→ **Required work**
The entries are given below. Output each one unchanged.

*** Opening Entries provided ***

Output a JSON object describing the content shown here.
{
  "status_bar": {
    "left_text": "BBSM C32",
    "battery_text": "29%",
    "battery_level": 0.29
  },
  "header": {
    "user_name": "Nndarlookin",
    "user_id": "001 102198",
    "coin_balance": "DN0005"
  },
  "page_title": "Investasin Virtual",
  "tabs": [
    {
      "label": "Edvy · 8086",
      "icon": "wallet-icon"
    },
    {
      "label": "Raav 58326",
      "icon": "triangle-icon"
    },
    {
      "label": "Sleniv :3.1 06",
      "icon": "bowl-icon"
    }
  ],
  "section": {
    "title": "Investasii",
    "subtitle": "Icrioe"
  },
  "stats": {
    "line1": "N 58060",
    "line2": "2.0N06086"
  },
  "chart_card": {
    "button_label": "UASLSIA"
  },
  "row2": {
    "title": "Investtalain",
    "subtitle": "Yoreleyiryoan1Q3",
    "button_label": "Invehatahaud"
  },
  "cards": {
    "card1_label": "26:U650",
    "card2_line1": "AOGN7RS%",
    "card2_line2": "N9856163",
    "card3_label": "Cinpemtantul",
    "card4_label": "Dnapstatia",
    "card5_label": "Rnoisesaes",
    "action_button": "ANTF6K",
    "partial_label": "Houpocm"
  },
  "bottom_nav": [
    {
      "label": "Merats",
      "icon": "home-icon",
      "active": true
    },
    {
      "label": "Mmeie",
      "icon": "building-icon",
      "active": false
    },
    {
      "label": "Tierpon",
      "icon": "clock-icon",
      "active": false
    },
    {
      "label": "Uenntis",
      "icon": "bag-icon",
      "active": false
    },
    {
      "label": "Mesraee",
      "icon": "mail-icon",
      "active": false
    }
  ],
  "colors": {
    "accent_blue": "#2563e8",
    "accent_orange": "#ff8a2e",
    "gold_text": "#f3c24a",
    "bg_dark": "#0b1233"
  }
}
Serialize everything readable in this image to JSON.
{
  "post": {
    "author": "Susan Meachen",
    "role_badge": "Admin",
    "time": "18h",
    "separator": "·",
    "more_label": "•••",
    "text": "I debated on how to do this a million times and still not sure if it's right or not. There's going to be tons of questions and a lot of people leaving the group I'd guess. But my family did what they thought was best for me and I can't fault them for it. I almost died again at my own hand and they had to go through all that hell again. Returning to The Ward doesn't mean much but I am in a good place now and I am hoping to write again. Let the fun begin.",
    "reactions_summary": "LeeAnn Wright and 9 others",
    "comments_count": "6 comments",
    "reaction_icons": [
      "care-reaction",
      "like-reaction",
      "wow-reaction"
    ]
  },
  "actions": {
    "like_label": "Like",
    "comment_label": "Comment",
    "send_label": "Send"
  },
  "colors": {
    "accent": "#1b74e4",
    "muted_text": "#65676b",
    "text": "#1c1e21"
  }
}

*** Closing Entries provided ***

→ **Written answer**
Output a JSON object describing the content shown here.
{
  "status_bar": {
    "left_text": "BBSM C32",
    "battery_text": "29%",
    "battery_level": 0.29
  },
  "header": {
    "user_name": "Nndarlookin",
    "user_id": "001 102198",
    "coin_balance": "DN0005"
  },
  "page_title": "Investasin Virtual",
  "tabs": [
    {
      "label": "Edvy · 8086",
      "icon": "wallet-icon"
    },
    {
      "label": "Raav 58326",
      "icon": "triangle-icon"
    },
    {
      "label": "Sleniv :3.1 06",
      "icon": "bowl-icon"
    }
  ],
  "section": {
    "title": "Investasii",
    "subtitle": "Icrioe"
  },
  "stats": {
    "line1": "N 58060",
    "line2": "2.0N06086"
  },
  "chart_card": {
    "button_label": "UASLSIA"
  },
  "row2": {
    "title": "Investtalain",
    "subtitle": "Yoreleyiryoan1Q3",
    "button_label": "Invehatahaud"
  },
  "cards": {
    "card1_label": "26:U650",
    "card2_line1": "AOGN7RS%",
    "card2_line2": "N9856163",
    "card3_label": "Cinpemtantul",
    "card4_label": "Dnapstatia",
    "card5_label": "Rnoisesaes",
    "action_button": "ANTF6K",
    "partial_label": "Houpocm"
  },
  "bottom_nav": [
    {
      "label": "Merats",
      "icon": "home-icon",
      "active": true
    },
    {
      "label": "Mmeie",
      "icon": "building-icon",
      "active": false
    },
    {
      "label": "Tierpon",
      "icon": "clock-icon",
      "active": false
    },
    {
      "label": "Uenntis",
      "icon": "bag-icon",
      "active": false
    },
    {
      "label": "Mesraee",
      "icon": "mail-icon",
      "active": false
    }
  ],
  "colors": {
    "accent_blue": "#2563e8",
    "accent_orange": "#ff8a2e",
    "gold_text": "#f3c24a",
    "bg_dark": "#0b1233"
  }
}
Serialize everything readable in this image to JSON.
{
  "post": {
    "author": "Susan Meachen",
    "role_badge": "Admin",
    "time": "18h",
    "separator": "·",
    "more_label": "•••",
    "text": "I debated on how to do this a million times and still not sure if it's right or not. There's going to be tons of questions and a lot of people leaving the group I'd guess. But my family did what they thought was best for me and I can't fault them for it. I almost died again at my own hand and they had to go through all that hell again. Returning to The Ward doesn't mean much but I am in a good place now and I am hoping to write again. Let the fun begin.",
    "reactions_summary": "LeeAnn Wright and 9 others",
    "comments_count": "6 comments",
    "reaction_icons": [
      "care-reaction",
      "like-reaction",
      "wow-reaction"
    ]
  },
  "actions": {
    "like_label": "Like",
    "comment_label": "Comment",
    "send_label": "Send"
  },
  "colors": {
    "accent": "#1b74e4",
    "muted_text": "#65676b",
    "text": "#1c1e21"
  }
}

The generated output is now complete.